If your Mac is off it’s safe. Not joking. If your FileVault protected drive is encrypted and your mac is turned off then you’re good. If you Mac is turned on and you’ve logged in at least once (or at least decrypted the drive on boot) then you’re not safe.

What can you do? Change the root password and set the shell to false. Until Apple fixes this. Should be anytime now. Or soon.

dscl . -passwd /Users/root “random or very secure password here”

dscl . -create /Users/root UserShell /usr/bin/false

Read a comprehensive explanation on Rich Trouton’s site:  Der Flounder blog

 

Setting up Secure Munki

So you’ve set up Munki to deploy software to your Macs by following the basic set up here: Set up Munki, and now you want to set it up more securely.

You need two things. 1) a cert and 2) a secure repo

  • TRUST US

The optimal situation is a trusted secure certificate for your server from a reputable certificate authority, if you don’t have that, or want to use the self-signed certificate your server has then your Munki Mac clients will need to trust this certificate.

Export out the cert from Server Admin if you’re using that to manage your Mac mini server. Place this cert file on your clients (using ARD, or other methods) then use the security command to get the Mac clients to trust this cert.

security add-trusted-cert -d -r trustRoot -k “/Library/Keychains/System.keychain” “/private/tmp/name-of-server.cer”

REFERENCE: Rich Trouton’s blog goes into more detail and details a way to script this.

  •  SECURE IT

Use htpasswd to add a password to your Munki repo.

htpasswd -c .htpasswd munki

Edit the htaccess info

AuthType Basic
AuthName "Munki Repository"
AuthUserFile /path/to/your/munki/repo_root/.htpasswd
Require valid-user

Encode this password for Munki:

python -c 'import base64; print "Authorization: Basic %s" % base64.b64encode("USERNAME:PASSWORD")'
Authorization: Basic VVNFUk5BTUU6UEFTU1dPUkQ=

Push out this password to your Munki clients with ARD (or use some other method)

defaults write /Library/Preferences/ManagedInstalls.plist AdditionalHttpHeaders -array “Authorization: VVNFUk5BTUU6UEFTU1dPUkQ=”

Change the Munki RepoURL on all your clients to use the new secure URL

defaults write /Library/Preferences/ManagedInstalls SoftwareRepoURL “https://munkiserver/munki_repo”

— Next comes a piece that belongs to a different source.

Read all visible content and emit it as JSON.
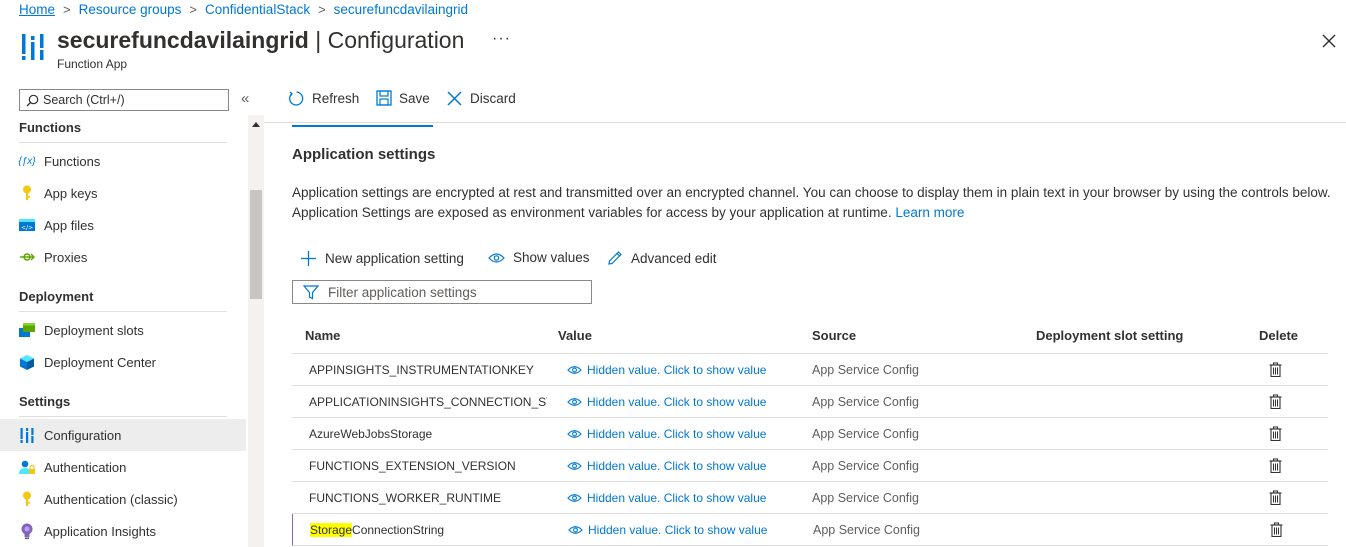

REFERENCES:

Consult the Munki Wiki for: Basic authentication setup for Munki 

Ala Siu’s excellent write on securing munki

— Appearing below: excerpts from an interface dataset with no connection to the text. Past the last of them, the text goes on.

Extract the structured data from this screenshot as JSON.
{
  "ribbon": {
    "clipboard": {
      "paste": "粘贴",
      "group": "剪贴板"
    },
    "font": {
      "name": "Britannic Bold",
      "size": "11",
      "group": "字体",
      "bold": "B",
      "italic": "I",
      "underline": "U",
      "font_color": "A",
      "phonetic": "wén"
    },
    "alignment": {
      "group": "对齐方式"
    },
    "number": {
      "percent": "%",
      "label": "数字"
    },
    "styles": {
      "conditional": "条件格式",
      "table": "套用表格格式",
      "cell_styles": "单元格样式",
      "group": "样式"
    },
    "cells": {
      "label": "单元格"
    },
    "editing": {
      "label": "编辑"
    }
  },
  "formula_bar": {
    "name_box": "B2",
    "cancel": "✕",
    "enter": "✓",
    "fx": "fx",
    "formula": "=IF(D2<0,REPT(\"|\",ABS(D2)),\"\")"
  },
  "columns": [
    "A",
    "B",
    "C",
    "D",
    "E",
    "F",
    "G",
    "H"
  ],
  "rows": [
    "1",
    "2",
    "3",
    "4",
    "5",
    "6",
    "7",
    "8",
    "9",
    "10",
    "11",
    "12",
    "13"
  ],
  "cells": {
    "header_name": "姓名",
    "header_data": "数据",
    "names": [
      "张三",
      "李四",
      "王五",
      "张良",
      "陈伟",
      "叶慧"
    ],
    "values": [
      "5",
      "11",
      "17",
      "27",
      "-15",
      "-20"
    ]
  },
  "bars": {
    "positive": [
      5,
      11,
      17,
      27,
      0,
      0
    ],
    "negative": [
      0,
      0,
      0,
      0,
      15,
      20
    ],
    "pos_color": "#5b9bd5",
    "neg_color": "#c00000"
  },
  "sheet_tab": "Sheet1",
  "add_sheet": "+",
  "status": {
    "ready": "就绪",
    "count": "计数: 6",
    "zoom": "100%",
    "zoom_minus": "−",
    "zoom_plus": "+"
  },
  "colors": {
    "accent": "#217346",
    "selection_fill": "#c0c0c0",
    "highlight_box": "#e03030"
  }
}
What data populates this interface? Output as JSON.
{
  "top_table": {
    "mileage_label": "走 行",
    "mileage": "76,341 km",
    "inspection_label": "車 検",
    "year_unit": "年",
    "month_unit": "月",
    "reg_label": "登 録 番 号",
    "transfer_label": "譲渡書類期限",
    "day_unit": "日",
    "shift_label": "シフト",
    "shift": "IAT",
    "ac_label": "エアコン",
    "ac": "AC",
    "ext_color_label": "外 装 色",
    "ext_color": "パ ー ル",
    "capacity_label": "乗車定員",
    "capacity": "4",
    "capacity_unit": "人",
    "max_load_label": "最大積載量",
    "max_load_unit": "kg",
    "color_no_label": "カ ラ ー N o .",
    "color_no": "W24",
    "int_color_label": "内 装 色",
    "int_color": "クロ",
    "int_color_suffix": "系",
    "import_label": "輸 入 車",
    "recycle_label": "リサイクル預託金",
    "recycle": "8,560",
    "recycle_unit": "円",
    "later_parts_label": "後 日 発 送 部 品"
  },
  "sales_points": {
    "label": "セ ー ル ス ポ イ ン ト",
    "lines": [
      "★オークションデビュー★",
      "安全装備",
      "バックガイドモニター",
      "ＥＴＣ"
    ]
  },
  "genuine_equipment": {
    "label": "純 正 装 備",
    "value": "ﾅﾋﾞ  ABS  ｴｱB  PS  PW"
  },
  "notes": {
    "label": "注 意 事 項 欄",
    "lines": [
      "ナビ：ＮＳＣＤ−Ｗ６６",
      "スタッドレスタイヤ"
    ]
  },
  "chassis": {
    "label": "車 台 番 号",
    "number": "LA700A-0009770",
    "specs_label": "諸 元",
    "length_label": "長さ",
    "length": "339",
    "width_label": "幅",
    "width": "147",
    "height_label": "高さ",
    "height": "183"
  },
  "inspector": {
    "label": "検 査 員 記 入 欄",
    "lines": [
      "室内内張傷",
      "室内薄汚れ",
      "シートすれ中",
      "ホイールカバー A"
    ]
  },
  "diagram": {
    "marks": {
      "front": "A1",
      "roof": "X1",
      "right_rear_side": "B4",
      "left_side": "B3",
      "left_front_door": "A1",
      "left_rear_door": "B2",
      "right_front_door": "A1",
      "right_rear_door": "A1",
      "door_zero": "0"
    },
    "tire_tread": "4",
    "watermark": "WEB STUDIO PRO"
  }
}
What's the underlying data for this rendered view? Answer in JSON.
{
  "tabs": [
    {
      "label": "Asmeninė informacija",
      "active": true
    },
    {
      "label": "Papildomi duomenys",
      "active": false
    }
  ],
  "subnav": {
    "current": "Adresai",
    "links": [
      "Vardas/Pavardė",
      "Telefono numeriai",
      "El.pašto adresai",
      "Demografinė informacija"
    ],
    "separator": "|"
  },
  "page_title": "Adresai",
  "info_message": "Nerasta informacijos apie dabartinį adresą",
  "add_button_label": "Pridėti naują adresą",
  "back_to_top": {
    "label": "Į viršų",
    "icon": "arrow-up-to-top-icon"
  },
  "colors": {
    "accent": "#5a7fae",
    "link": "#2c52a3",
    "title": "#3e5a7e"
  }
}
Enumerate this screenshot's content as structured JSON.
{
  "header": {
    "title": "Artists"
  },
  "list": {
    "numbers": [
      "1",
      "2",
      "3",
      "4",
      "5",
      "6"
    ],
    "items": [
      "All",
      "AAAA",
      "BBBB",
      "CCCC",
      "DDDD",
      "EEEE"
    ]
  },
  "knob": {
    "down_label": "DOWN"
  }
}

Notes:

Consider using a server made for securing Munki, like the Squirrel server from the MicroMDM project. More on this in another blog post.

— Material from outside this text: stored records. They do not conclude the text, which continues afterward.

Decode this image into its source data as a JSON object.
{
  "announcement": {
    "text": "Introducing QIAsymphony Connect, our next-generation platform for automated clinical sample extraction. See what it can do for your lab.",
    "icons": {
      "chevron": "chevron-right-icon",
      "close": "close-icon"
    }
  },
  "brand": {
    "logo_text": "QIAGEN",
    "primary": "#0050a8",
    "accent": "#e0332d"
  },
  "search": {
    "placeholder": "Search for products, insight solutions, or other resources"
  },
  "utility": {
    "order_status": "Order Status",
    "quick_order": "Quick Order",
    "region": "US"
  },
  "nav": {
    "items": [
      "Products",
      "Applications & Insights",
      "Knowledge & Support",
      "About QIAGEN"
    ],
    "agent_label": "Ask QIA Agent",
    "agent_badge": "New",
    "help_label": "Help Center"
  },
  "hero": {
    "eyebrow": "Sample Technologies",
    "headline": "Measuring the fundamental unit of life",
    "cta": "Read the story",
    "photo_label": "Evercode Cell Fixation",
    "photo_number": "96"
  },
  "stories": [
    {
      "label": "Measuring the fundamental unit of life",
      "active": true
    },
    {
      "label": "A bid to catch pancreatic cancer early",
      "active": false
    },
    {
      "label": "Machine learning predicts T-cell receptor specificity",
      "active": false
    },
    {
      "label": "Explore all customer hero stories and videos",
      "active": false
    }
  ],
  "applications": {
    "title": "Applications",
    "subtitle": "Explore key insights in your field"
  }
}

Consider using certificate from a known reputable certificate authority such as Let’s Encrypt (the Squirrel server above automates the setup with Let’s Encrypt).

Further:

Another project which seeks to combine all these open source projects in the Munki ecosystem is Munki in a Box. There’s a secure branch of this project which setups a basic authentication as well but while it aims to simplify setting up a secure Munki it may be a bit confusing to set up at first glance. Test, and test again.